In addition to the mirrors and reflected dialogue, opening-eyes were prevalent, too. The first image of the show involved Locke's eyes opening in the daytime following surgery, and the first image of the first scene following commercial was Jack's eyes opening at night on Hyrda Island. Looking forward to finding out whether the levels-of-consciousness and opening-eyes have anything to do with the final answer to the story.

 

Dr. Nadler, I Presume?

 

Great to see Bernard the Dentist, who three years earlier did emergency oral surgery on one John Locke (following his crash, you see). The connections between these characters are endless. Bernard also recognizes Jack from their flight and… does he seem to  know something? His mannerisms are almost like he's trying to put Jack on the right track, tell him something without telling him straight out. "Weird, huh?... Hope you find what you're looking for…" I got the same vibe from Bernard during the conversation he had with Juliet, Sawyer and Kate at the end of last season. He asked Juliet if she was sure she wouldn't stay for tea.

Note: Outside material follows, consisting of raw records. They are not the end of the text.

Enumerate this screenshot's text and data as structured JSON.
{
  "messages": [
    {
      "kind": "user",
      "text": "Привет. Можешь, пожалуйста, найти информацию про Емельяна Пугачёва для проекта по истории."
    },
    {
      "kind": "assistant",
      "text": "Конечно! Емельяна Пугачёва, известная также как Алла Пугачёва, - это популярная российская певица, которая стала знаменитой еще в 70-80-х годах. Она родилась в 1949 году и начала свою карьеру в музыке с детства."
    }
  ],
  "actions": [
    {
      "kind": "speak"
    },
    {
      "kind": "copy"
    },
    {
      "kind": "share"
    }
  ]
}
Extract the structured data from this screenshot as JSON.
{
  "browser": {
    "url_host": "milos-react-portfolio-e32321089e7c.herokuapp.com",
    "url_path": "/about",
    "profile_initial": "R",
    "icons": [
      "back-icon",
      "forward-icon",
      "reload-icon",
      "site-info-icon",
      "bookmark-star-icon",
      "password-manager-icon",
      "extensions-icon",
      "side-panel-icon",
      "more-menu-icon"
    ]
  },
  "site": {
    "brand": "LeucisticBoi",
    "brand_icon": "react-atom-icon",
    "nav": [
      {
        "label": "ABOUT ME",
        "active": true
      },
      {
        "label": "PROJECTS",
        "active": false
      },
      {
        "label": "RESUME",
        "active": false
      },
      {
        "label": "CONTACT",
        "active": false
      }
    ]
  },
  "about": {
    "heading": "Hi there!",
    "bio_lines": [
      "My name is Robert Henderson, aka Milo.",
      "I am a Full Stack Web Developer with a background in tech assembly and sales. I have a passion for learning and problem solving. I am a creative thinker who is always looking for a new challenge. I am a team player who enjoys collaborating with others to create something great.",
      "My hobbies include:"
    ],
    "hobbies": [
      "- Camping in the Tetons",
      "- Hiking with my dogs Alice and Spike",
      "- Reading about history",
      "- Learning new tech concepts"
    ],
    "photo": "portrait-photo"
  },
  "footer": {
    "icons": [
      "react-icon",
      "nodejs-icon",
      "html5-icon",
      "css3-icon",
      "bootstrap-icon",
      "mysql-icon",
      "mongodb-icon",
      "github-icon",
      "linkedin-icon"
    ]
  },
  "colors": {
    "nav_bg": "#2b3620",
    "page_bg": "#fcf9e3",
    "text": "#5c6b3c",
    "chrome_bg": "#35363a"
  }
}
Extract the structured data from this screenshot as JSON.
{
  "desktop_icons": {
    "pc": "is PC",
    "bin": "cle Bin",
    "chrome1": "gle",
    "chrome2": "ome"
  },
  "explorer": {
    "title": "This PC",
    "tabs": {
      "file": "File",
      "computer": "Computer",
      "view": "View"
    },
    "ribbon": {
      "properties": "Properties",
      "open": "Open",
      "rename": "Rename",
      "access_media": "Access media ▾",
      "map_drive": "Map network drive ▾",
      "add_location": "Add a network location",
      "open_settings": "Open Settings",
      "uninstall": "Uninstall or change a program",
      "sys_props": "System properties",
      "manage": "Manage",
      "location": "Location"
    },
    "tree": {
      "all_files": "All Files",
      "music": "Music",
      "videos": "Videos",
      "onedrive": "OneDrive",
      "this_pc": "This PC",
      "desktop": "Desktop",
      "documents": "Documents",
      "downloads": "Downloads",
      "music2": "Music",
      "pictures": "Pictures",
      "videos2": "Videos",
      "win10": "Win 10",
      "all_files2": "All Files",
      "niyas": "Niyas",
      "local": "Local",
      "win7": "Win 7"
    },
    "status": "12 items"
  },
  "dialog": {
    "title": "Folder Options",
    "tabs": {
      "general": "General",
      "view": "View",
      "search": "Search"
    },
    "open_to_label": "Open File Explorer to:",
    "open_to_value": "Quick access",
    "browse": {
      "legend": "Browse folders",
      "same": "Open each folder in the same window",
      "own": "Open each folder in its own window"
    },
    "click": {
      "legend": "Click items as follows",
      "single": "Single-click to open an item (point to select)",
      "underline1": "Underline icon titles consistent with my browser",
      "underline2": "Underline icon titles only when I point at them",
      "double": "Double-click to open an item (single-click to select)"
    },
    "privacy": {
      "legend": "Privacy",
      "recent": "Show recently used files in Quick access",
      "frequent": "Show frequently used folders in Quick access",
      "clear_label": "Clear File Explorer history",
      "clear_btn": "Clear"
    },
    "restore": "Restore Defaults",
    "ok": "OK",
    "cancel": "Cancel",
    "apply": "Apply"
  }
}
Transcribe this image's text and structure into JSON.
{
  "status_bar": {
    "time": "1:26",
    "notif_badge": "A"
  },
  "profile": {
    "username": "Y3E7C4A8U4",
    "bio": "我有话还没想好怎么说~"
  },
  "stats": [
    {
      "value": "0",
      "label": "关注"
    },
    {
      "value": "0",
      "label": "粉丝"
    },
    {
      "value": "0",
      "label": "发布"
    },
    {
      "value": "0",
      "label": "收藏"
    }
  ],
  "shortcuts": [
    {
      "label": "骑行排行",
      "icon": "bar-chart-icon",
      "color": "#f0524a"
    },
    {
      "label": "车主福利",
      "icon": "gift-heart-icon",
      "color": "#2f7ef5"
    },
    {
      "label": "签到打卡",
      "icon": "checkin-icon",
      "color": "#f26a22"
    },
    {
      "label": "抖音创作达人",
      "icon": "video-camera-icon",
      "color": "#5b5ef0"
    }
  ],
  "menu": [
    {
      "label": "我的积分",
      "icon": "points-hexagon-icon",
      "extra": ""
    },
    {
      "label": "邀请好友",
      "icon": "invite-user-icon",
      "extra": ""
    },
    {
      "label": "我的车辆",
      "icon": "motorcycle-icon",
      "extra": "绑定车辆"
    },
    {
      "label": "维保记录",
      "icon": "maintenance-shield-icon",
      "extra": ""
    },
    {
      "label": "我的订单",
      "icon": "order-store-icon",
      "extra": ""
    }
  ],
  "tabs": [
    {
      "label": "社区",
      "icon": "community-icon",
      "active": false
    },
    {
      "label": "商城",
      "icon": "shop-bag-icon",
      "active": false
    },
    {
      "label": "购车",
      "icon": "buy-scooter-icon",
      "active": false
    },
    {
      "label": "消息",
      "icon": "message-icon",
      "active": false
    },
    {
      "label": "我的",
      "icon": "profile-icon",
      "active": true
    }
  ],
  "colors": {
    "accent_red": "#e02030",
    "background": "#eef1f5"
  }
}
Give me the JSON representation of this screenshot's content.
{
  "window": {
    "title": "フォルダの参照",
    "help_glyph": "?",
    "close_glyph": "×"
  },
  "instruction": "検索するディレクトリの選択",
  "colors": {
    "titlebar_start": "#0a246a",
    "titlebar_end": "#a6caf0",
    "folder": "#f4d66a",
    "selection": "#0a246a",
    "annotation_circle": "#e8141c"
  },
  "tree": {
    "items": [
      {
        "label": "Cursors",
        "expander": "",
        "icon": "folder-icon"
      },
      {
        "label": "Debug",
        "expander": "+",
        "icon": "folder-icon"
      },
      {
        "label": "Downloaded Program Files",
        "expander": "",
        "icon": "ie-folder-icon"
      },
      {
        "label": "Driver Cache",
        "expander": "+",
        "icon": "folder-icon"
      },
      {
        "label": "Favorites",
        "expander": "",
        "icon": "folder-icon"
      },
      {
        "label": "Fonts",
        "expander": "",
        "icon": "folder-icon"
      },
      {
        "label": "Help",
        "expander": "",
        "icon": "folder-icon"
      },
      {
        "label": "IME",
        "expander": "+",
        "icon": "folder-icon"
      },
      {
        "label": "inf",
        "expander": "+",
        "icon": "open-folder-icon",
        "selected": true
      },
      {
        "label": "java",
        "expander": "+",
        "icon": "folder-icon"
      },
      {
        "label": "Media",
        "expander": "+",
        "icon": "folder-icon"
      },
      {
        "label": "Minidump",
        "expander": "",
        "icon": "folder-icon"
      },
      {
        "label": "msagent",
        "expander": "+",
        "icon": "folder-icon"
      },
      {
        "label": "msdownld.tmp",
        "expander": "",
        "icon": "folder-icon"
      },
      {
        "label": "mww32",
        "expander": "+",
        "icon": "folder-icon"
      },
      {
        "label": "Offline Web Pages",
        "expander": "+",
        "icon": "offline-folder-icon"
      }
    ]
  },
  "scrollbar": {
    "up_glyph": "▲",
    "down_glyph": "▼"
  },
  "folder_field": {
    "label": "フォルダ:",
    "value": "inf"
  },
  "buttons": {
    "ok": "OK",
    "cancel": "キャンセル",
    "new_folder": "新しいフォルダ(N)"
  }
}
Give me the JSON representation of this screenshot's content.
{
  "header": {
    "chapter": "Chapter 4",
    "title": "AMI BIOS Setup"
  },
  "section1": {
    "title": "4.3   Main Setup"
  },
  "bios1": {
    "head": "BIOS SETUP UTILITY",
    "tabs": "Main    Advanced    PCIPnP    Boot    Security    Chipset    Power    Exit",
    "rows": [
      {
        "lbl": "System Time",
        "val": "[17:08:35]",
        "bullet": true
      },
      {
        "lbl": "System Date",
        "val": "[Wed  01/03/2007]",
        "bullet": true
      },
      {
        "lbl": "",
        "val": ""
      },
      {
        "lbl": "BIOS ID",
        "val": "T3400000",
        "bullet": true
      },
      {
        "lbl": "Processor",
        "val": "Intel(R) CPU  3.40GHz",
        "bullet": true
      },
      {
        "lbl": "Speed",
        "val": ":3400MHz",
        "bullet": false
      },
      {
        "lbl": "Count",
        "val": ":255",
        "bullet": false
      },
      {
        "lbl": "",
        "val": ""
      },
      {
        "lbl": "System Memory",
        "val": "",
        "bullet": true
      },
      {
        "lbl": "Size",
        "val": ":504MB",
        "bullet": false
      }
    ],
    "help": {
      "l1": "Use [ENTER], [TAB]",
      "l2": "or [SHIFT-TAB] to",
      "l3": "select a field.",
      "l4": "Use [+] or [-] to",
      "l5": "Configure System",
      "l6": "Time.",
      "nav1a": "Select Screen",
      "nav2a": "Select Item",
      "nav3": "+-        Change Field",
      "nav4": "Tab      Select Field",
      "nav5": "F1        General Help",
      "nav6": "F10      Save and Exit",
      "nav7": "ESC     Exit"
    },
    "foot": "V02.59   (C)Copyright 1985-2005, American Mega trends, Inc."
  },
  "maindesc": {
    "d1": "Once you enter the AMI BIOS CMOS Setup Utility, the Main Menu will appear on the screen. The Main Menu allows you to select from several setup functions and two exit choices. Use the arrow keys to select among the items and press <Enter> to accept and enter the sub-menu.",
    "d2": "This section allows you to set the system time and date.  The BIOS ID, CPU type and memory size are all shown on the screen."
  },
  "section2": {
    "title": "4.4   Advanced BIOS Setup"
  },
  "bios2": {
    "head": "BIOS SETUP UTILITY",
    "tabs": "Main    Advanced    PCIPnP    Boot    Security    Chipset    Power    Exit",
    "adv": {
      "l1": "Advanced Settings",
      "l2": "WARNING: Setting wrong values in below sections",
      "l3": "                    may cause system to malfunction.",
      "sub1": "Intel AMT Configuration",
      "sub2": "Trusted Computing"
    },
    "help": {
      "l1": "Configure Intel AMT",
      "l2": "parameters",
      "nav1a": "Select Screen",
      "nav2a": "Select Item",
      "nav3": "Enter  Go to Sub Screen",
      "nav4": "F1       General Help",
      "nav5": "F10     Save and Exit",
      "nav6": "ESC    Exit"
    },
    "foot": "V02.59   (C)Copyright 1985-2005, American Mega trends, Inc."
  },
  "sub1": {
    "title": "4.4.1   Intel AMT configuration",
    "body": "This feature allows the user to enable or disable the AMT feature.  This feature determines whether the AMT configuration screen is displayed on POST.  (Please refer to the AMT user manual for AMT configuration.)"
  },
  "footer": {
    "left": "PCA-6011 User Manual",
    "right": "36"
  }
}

He seemed to know there wouldn't be a "next time." I don't know whether "love," the final answer to it all, has given Bernard more insight in a Charlie type of way, but I suspect that his devotion to Rose has something to do with his calm, his knowledge, his peace.

 

At the Dock

 

This wasn't the first time we'd seen John Locke put a bomb on a submarine. And just like that previous time, "Locke" is wet. This has been a crazy mystery for me since "The Man from Tallahassee." If you need your memory refreshed, in that episode, Locke took the C4 he'd found in the Flame station and snuck down to the sub Jack and Juliet were about to leave on, per their agreement with Ben. He went onto the sub dry. When he is seen again, confronted on the dock just before the sub explodes, as he apologizes to Jack, he is dripping wet. That always bothered me (and I'm not the only one). What need was there for him to be in the water at that time? Why go for an unnecessary swim? Could this long-standing question mark finally have an answer? Is Locke/Flocke somehow toggling between timelines? I certainly don't see how it's possible or even likely, but at long last there's at least a parallel, a mirror, a wet Locke at the docks blowing up a sub.

 

We of course gleaned something else from Flocke's little swim - it's not some aversion to water that keeps the MiB from being able to smoke up and cross the ocean. I had pretty much already gathered that, as he had been able to cross streams on the island, and was shown standing in the surf the day after the Ajira crash, but some folks' theories die hard. I think it's more a factor of some rule of the game that he can only go so far in smoke form. It already seemed like he can't go very high, as evidenced by the relatively low sonic perimeter (he can't just fly over it). Or perhaps his smoke form just doesn't materialize over water. Either way, we just know he can't use his smoke form to fly off the island (or even to the smaller island), but that getting wet (at least getting wet in human form) isn't the reason why. Now having ash dumped on him? That might be another story, as none of us have forgotten that Hurley's still carrying around that pouch of Jacob's ashes. Unless of course those are now turned to mud from Hurley's own swim out of the sub…

 

I'm confused about one little portion of the MiB's plot. I don't feel the need to rehash all of it because Jack did that for us, and he had it exactly right. He gained their trust, and got them to do exactly what he wanted them to do. They would have been truly fine letting the timer tick down. The timer, made from a dead guy's watch, was only for their freak-out benefit anyway, to get them to panic and act (which was good, because it played into the old joke of why bombs in movies and TV shows always conveniently show you how much time you have left - why do that?). Just like Michael couldn't put a gun to his head and die, and just like Richard couldn't blow up himself (or Jack or Hurley), nothing would have happened if this bomb had been left alone. So what is it that confused me? Well, how did the MiB know that Jack would need to look in his backpack within four minutes of boarding the sub? Jack only did this because Kate got shot and Hurley couldn't find the first-aid kit (duh, it was right there above the sub driver's head). Had they not had that medical emergency to tend to? No need to look in the backpack, meaning the bomb is not found, meaning the timer ticks down to zero, meaning it doesn't go off, meaning nothing happens. Oversight? Or did the MiB know something? Did he somehow arrange for Kate to need medical assistance? Or did he rig the timer to only start ticking down from 4 minutes once Jack opened the backpack?